Task instructions: In the listing, find every line that has the string "JSON" and copy it.

Available data:
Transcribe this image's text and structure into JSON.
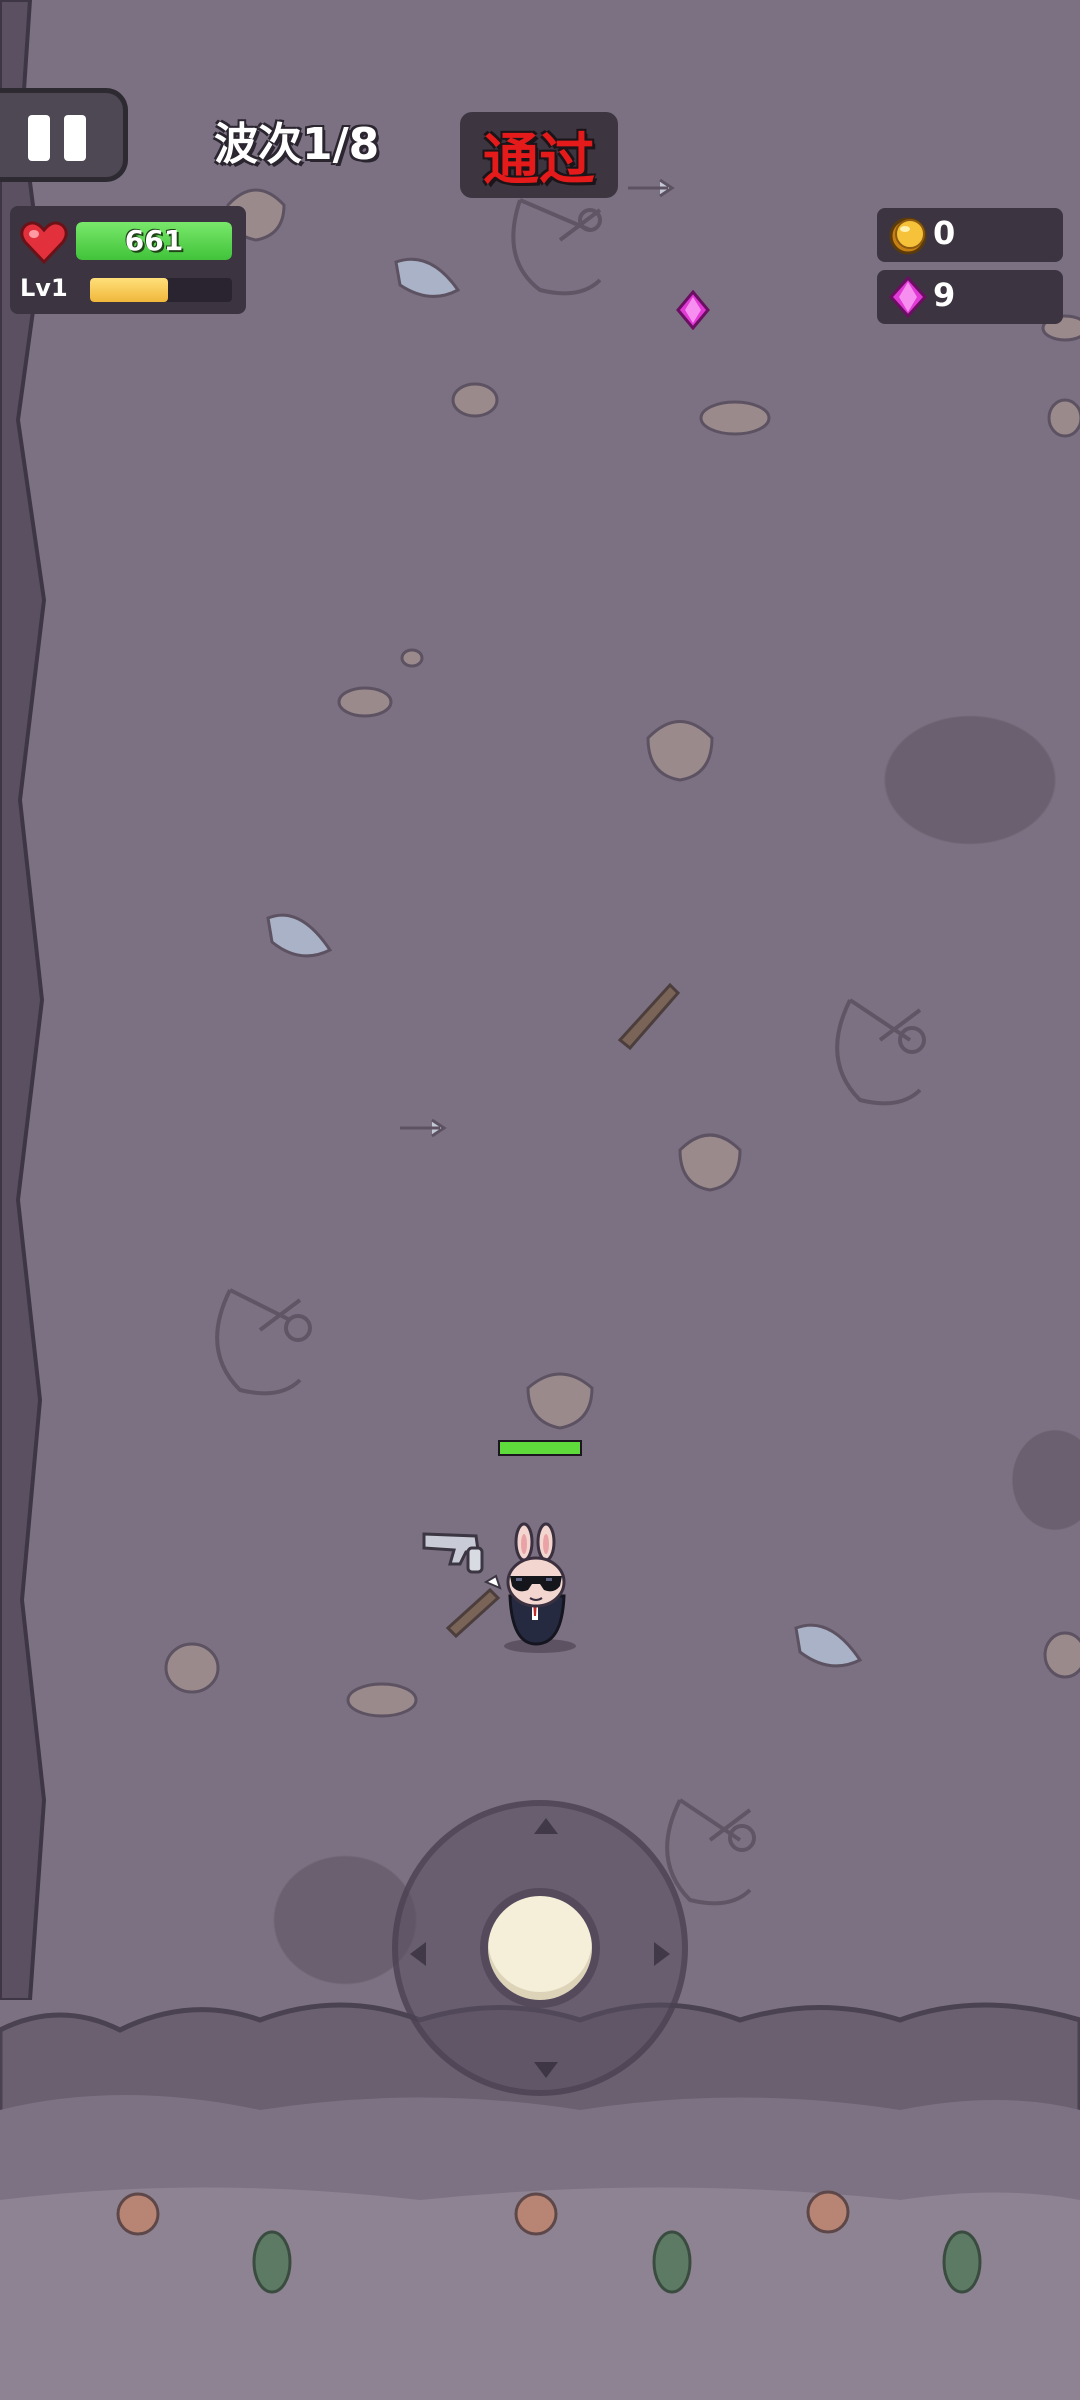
{
  "hud": {
    "wave_label": "波次1/8",
    "pass_button_label": "通过",
    "hp_value": "661",
    "hp_fraction": 1.0,
    "level_label": "Lv1",
    "xp_fraction": 0.55,
    "gold_count": "0",
    "gem_count": "9"
  },
  "player": {
    "health_fraction": 1.0
  },
  "colors": {
    "hp_green": "#41c33a",
    "xp_yellow": "#f0b73a",
    "pass_red": "#e51a1a",
    "gem_pink": "#e23ad6",
    "ground": "#7c7182"
  },
  "icons": [
    "pause-icon",
    "heart-icon",
    "gold-coin-icon",
    "pink-gem-icon",
    "revolver-icon"
  ]
}
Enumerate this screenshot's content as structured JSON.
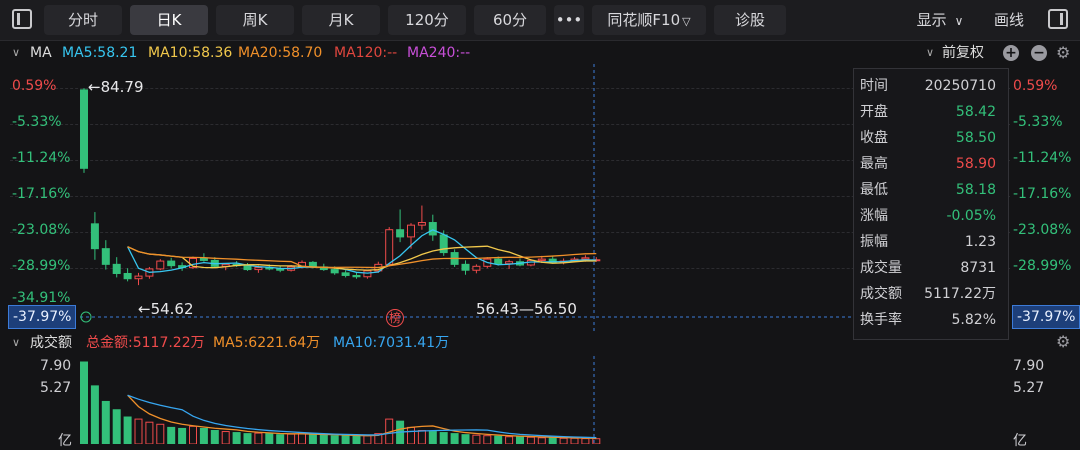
{
  "toolbar": {
    "tabs": [
      {
        "label": "分时"
      },
      {
        "label": "日K",
        "active": true
      },
      {
        "label": "周K"
      },
      {
        "label": "月K"
      },
      {
        "label": "120分"
      },
      {
        "label": "60分"
      },
      {
        "label": "•••"
      },
      {
        "label": "同花顺F10"
      },
      {
        "label": "诊股"
      }
    ],
    "display_label": "显示",
    "draw_label": "画线",
    "f10_chevron": "▽",
    "display_chevron": "∨"
  },
  "ma_legend": {
    "collapse_glyph": "∨",
    "title": "MA",
    "ma5": "MA5:58.21",
    "ma10": "MA10:58.36",
    "ma20": "MA20:58.70",
    "ma120": "MA120:--",
    "ma240": "MA240:--",
    "adjust_label": "前复权",
    "adjust_chevron": "∨",
    "colors": {
      "ma5": "#37c6f0",
      "ma10": "#f2c94c",
      "ma20": "#f0902a",
      "ma120": "#e0463e",
      "ma240": "#c84fd8"
    }
  },
  "price_axis": {
    "labels": [
      "0.59%",
      "-5.33%",
      "-11.24%",
      "-17.16%",
      "-23.08%",
      "-28.99%"
    ],
    "current_label": "-37.97%",
    "hidden_label": "-34.91%"
  },
  "annotations": {
    "high": "←84.79",
    "low": "←54.62",
    "range": "56.43—56.50",
    "bang_marker": "榜"
  },
  "info_panel": {
    "rows": [
      {
        "label": "时间",
        "value": "20250710",
        "color": "#d0d0d4"
      },
      {
        "label": "开盘",
        "value": "58.42",
        "color": "#33c07a"
      },
      {
        "label": "收盘",
        "value": "58.50",
        "color": "#33c07a"
      },
      {
        "label": "最高",
        "value": "58.90",
        "color": "#ef4b4b"
      },
      {
        "label": "最低",
        "value": "58.18",
        "color": "#33c07a"
      },
      {
        "label": "涨幅",
        "value": "-0.05%",
        "color": "#33c07a"
      },
      {
        "label": "振幅",
        "value": "1.23",
        "color": "#d0d0d4"
      },
      {
        "label": "成交量",
        "value": "8731",
        "color": "#d0d0d4"
      },
      {
        "label": "成交额",
        "value": "5117.22万",
        "color": "#d0d0d4"
      },
      {
        "label": "换手率",
        "value": "5.82%",
        "color": "#d0d0d4"
      }
    ]
  },
  "volume": {
    "collapse_glyph": "∨",
    "title": "成交额",
    "total": "总金额:5117.22万",
    "ma5": "MA5:6221.64万",
    "ma10": "MA10:7031.41万",
    "axis": [
      "7.90",
      "5.27",
      "亿"
    ],
    "colors": {
      "total": "#ef4b4b",
      "ma5": "#f0902a",
      "ma10": "#37a6f0"
    }
  },
  "chart_data": {
    "type": "candlestick",
    "price_scale": {
      "top": 84.79,
      "bottom": 50.2
    },
    "candles": [
      [
        84.5,
        84.79,
        71.8,
        72.5
      ],
      [
        64.0,
        65.8,
        58.5,
        60.2
      ],
      [
        60.2,
        61.5,
        57.0,
        57.8
      ],
      [
        57.8,
        58.9,
        55.8,
        56.4
      ],
      [
        56.4,
        57.2,
        55.2,
        55.6
      ],
      [
        55.6,
        56.5,
        54.62,
        56.0
      ],
      [
        56.0,
        57.4,
        55.6,
        57.1
      ],
      [
        57.1,
        58.6,
        56.9,
        58.3
      ],
      [
        58.3,
        58.8,
        57.2,
        57.6
      ],
      [
        57.6,
        58.1,
        56.8,
        57.3
      ],
      [
        57.3,
        59.0,
        57.1,
        58.7
      ],
      [
        58.7,
        59.5,
        58.2,
        58.4
      ],
      [
        58.4,
        58.9,
        57.3,
        57.5
      ],
      [
        57.5,
        58.0,
        56.9,
        57.8
      ],
      [
        57.8,
        58.3,
        57.4,
        57.6
      ],
      [
        57.6,
        58.0,
        56.8,
        57.0
      ],
      [
        57.0,
        57.6,
        56.5,
        57.3
      ],
      [
        57.3,
        57.8,
        56.9,
        57.1
      ],
      [
        57.1,
        57.5,
        56.6,
        56.9
      ],
      [
        56.9,
        57.7,
        56.7,
        57.4
      ],
      [
        57.4,
        58.4,
        57.2,
        58.1
      ],
      [
        58.1,
        58.3,
        57.2,
        57.4
      ],
      [
        57.4,
        57.9,
        56.8,
        57.0
      ],
      [
        57.0,
        57.5,
        56.2,
        56.5
      ],
      [
        56.5,
        56.9,
        55.8,
        56.1
      ],
      [
        56.1,
        56.6,
        55.6,
        55.9
      ],
      [
        55.9,
        57.0,
        55.6,
        56.8
      ],
      [
        56.8,
        58.2,
        56.5,
        57.8
      ],
      [
        57.8,
        63.5,
        57.5,
        63.1
      ],
      [
        63.1,
        66.2,
        61.2,
        62.0
      ],
      [
        62.0,
        64.1,
        60.2,
        63.8
      ],
      [
        63.8,
        66.8,
        63.1,
        64.2
      ],
      [
        64.2,
        65.4,
        61.4,
        62.3
      ],
      [
        62.3,
        63.0,
        59.1,
        59.6
      ],
      [
        59.6,
        60.1,
        57.4,
        57.8
      ],
      [
        57.8,
        58.4,
        56.2,
        56.9
      ],
      [
        56.9,
        57.8,
        56.43,
        57.5
      ],
      [
        57.5,
        58.9,
        57.2,
        58.6
      ],
      [
        58.6,
        59.0,
        57.6,
        57.9
      ],
      [
        57.9,
        58.5,
        57.1,
        58.2
      ],
      [
        58.2,
        58.7,
        57.5,
        57.7
      ],
      [
        57.7,
        58.6,
        57.5,
        58.4
      ],
      [
        58.4,
        59.1,
        58.0,
        58.6
      ],
      [
        58.6,
        59.0,
        57.9,
        58.1
      ],
      [
        58.1,
        58.7,
        57.8,
        58.3
      ],
      [
        58.3,
        58.9,
        58.1,
        58.6
      ],
      [
        58.6,
        59.2,
        58.2,
        58.8
      ],
      [
        58.42,
        58.9,
        58.18,
        58.5
      ]
    ],
    "volumes": [
      7.9,
      5.6,
      4.1,
      3.3,
      2.6,
      2.4,
      2.1,
      1.9,
      1.6,
      1.5,
      1.7,
      1.5,
      1.3,
      1.2,
      1.1,
      1.0,
      1.05,
      1.0,
      0.9,
      0.95,
      1.0,
      0.9,
      0.85,
      0.8,
      0.8,
      0.75,
      0.8,
      1.0,
      2.4,
      2.2,
      1.6,
      1.3,
      1.2,
      1.1,
      1.0,
      0.9,
      0.85,
      0.8,
      0.75,
      0.7,
      0.7,
      0.65,
      0.6,
      0.6,
      0.55,
      0.55,
      0.52,
      0.51
    ],
    "volume_max": 7.9
  }
}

Response to this exercise:
Transcribe this image's text and structure into JSON.
Enumerate this screenshot's content as structured JSON.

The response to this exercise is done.